A common misconception among those investigating RPMA for the first time is that the 2.4GHz band is too crowded. The Big Bad Wolf, Wi-Fi rules this domain, along with his evil minions, Bluetooth baby monitors – pretty scary, right? The perception is that this space must be riddled with interference, however, this is false.
We have all been there. It’s a Saturday night at Wal-Mart. It’s the last minute grocery run for milk and a cartoon of eggs. You hustle through the store, and are ready to check out two minutes later. You get to the checkout lanes and realize the whole town has decided to check out at the same time. All twenty lanes are jam packed. You slump your shoulders and are resigned to wait a half hour to get through the line. Then, voila! Magically, 80 checkout lanes are suddenly fully staffed and open to receive you. You bypass big bad Wi-Fi with his two carts full of groceries and move to a lane near the edge of the store. There is no line and you are out of the store a couple minutes later.
So it is with the 2.4GHz spectrum. As it turns out, the 2.4GHz spectrum is composed of 80 distinct 1MHz channels. This provides an enormous amount of flexibility, especially given that an RPMA network can reside in a single 1MHz channel. It is well documented where the Wi-Fi bands lay, and Ingenu has wisely chosen to deploy RPMA outside of those channels. In fact, there are eleven 1MHz channels completely clear of Wi-Fi on which RPMA can operate.

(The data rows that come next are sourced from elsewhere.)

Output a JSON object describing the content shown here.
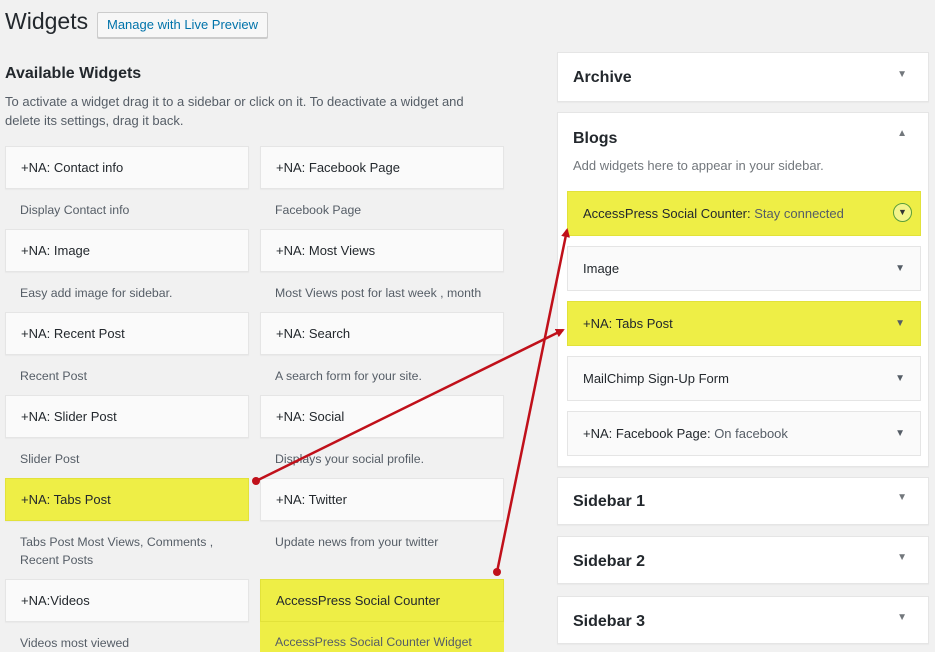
{
  "page": {
    "title": "Widgets",
    "live_preview_button": "Manage with Live Preview"
  },
  "available": {
    "heading": "Available Widgets",
    "description": "To activate a widget drag it to a sidebar or click on it. To deactivate a widget and delete its settings, drag it back.",
    "widgets": [
      {
        "title": "+NA: Contact info",
        "desc": "Display Contact info"
      },
      {
        "title": "+NA: Facebook Page",
        "desc": "Facebook Page"
      },
      {
        "title": "+NA: Image",
        "desc": "Easy add image for sidebar."
      },
      {
        "title": "+NA: Most Views",
        "desc": "Most Views post for last week , month"
      },
      {
        "title": "+NA: Recent Post",
        "desc": "Recent Post"
      },
      {
        "title": "+NA: Search",
        "desc": "A search form for your site."
      },
      {
        "title": "+NA: Slider Post",
        "desc": "Slider Post"
      },
      {
        "title": "+NA: Social",
        "desc": "Displays your social profile."
      },
      {
        "title": "+NA: Tabs Post",
        "desc": "Tabs Post Most Views, Comments , Recent Posts"
      },
      {
        "title": "+NA: Twitter",
        "desc": "Update news from your twitter"
      },
      {
        "title": "+NA:Videos",
        "desc": "Videos most viewed"
      },
      {
        "title": "AccessPress Social Counter",
        "desc": "AccessPress Social Counter Widget"
      }
    ]
  },
  "sidebars": {
    "archive": {
      "title": "Archive"
    },
    "blogs": {
      "title": "Blogs",
      "description": "Add widgets here to appear in your sidebar.",
      "widgets": [
        {
          "title": "AccessPress Social Counter:",
          "subtitle": "Stay connected"
        },
        {
          "title": "Image",
          "subtitle": ""
        },
        {
          "title": "+NA: Tabs Post",
          "subtitle": ""
        },
        {
          "title": "MailChimp Sign-Up Form",
          "subtitle": ""
        },
        {
          "title": "+NA: Facebook Page:",
          "subtitle": "On facebook"
        }
      ]
    },
    "sidebar1": {
      "title": "Sidebar 1"
    },
    "sidebar2": {
      "title": "Sidebar 2"
    },
    "sidebar3": {
      "title": "Sidebar 3"
    }
  },
  "colors": {
    "highlight": "#eeee46",
    "annotation_arrow": "#c0101a",
    "link": "#0073aa"
  }
}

While choosing a channel that is free and clear of Wi-Fi resolves the majority of inquiries regarding RPMA’s handling of interference, it is but one of the many methods RPMA employs to overcome interference. Physical layer mechanisms of the network like direct-sequence spread spectrum, and forward error correction have been essential in rolling out over 30 private RPMA networks across five continents over the past eight years. RPMA is a globally proven and available technology, and from the onset has been prepared to wisely navigate the interference concerns of the 2.4GHz spectrum.